■ Records for the exercise ■
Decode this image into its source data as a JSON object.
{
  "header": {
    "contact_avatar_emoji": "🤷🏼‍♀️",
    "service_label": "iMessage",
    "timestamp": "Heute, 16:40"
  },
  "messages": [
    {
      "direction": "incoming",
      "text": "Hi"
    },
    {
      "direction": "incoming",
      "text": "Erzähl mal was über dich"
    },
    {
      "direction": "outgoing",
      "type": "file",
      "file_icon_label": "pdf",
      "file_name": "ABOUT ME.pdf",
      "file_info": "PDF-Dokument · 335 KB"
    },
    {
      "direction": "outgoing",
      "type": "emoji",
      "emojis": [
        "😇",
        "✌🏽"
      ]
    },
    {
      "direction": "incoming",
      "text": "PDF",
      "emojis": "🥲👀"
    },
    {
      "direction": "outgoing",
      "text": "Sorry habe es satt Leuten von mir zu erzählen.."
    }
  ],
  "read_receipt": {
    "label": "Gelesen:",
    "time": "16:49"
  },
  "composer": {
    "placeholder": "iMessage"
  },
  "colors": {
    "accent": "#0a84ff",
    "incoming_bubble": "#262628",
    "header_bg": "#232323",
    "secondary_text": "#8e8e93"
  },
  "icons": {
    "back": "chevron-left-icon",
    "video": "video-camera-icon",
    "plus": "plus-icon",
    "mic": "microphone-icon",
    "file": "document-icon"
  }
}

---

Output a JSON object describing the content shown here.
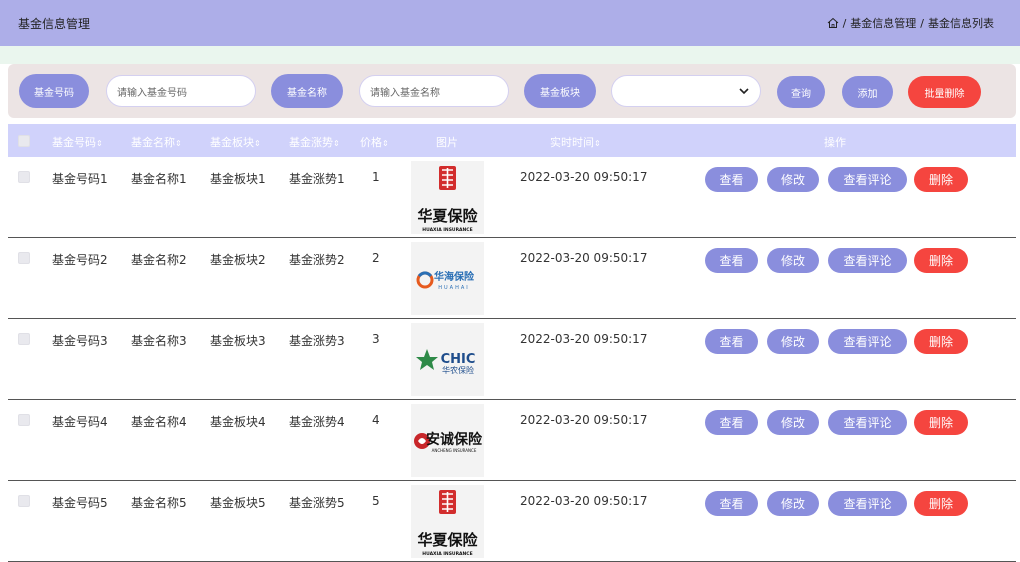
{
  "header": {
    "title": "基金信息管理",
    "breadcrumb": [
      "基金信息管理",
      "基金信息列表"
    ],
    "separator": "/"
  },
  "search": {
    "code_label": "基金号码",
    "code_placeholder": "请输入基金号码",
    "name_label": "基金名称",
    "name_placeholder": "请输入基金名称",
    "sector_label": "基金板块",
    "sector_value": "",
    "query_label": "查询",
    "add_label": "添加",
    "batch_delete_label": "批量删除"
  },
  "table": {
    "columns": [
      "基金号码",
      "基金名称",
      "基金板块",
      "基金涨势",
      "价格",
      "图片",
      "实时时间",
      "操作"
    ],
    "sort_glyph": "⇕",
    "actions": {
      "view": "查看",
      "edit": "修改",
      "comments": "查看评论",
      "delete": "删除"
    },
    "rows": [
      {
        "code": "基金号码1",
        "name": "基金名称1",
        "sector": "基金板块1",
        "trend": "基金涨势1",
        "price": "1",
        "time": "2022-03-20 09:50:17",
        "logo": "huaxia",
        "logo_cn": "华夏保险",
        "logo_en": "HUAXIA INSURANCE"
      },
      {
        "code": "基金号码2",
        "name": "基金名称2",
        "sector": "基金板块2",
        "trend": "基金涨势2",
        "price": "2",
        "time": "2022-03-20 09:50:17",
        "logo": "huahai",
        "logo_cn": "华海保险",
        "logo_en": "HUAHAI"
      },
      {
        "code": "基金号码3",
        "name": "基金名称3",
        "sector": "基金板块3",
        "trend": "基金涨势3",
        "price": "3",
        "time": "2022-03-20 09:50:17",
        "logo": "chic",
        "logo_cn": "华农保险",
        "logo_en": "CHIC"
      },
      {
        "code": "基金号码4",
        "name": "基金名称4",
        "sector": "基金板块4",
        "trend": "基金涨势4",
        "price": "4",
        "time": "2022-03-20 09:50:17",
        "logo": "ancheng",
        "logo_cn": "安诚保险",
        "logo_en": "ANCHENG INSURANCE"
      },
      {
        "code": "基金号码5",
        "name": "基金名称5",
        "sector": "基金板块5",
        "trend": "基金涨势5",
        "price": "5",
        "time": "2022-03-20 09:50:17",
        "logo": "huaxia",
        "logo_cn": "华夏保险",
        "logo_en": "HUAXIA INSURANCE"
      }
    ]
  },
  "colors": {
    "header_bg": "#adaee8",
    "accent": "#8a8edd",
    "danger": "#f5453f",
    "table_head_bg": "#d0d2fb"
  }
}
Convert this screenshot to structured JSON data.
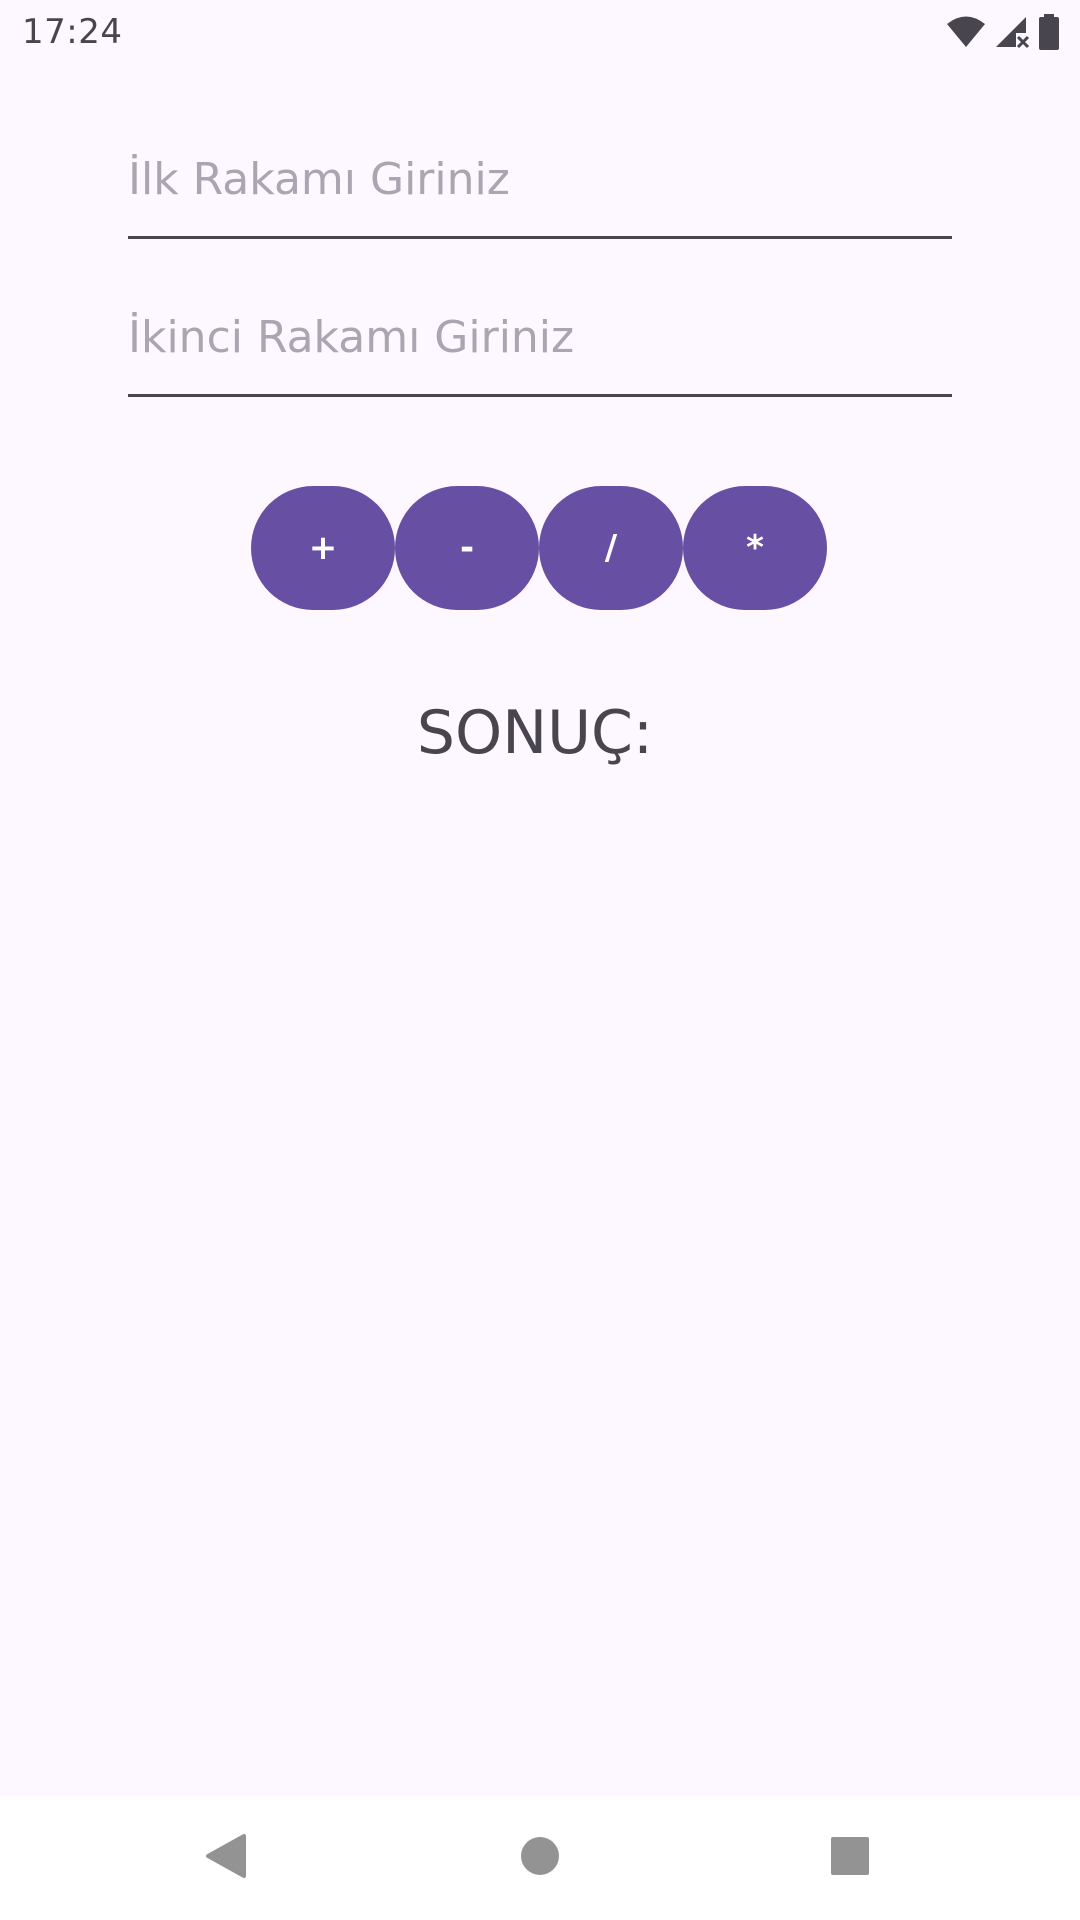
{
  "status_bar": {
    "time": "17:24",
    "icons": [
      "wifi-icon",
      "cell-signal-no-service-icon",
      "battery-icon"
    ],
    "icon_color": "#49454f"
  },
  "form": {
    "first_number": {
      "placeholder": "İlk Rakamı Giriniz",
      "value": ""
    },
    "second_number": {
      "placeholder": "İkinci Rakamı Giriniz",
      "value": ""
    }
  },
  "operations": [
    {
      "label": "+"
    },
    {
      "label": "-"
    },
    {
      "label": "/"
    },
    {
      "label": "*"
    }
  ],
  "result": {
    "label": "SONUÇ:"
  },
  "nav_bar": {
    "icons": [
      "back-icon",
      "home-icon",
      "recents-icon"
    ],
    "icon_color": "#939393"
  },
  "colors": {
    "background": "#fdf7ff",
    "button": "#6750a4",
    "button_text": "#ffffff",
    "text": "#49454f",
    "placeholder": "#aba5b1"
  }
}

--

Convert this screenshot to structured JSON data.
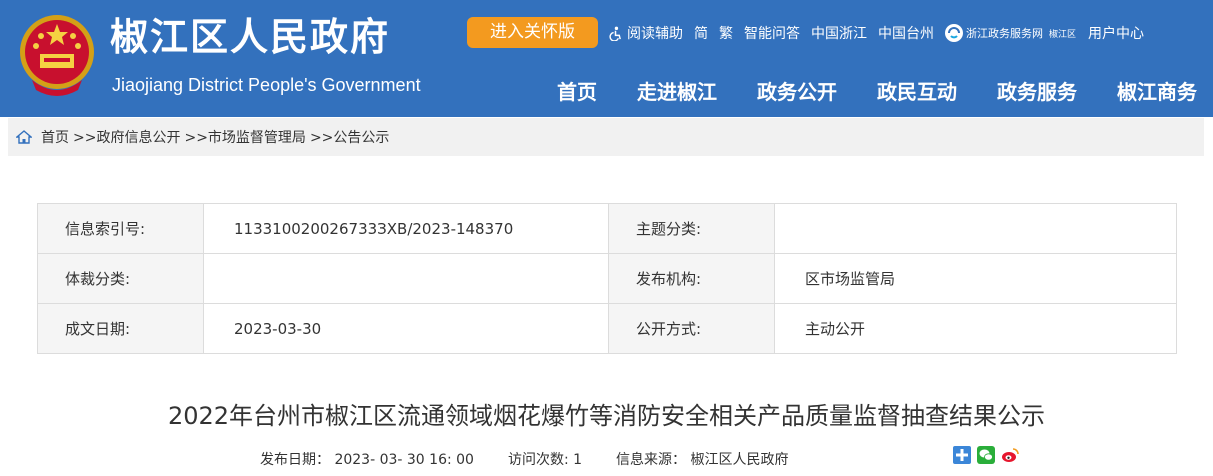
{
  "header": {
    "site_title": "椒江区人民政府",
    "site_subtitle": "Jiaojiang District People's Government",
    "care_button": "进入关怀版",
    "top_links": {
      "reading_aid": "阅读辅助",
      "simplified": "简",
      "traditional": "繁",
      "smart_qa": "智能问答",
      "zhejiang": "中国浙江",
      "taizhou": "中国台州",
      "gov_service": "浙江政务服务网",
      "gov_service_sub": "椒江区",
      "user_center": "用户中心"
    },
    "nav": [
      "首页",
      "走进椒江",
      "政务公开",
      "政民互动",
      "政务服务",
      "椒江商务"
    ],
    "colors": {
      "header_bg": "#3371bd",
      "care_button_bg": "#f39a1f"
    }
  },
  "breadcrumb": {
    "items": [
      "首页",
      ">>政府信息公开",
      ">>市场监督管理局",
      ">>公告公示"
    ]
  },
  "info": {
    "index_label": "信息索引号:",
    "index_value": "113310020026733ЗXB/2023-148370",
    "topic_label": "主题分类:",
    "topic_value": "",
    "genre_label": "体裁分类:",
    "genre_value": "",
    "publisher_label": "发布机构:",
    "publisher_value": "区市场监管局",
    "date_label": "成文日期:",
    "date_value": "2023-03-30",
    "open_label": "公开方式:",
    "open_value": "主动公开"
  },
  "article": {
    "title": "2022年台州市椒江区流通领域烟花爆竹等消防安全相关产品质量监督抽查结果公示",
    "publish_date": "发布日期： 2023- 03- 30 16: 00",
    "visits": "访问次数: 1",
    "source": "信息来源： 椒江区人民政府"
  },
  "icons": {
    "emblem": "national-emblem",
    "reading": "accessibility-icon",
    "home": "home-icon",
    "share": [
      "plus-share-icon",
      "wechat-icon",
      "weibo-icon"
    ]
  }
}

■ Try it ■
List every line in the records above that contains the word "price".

■ Solution to the exercise ■
        "price": "1",
        "price": "2",
        "price": "3",
        "price": "4",
        "price": "5",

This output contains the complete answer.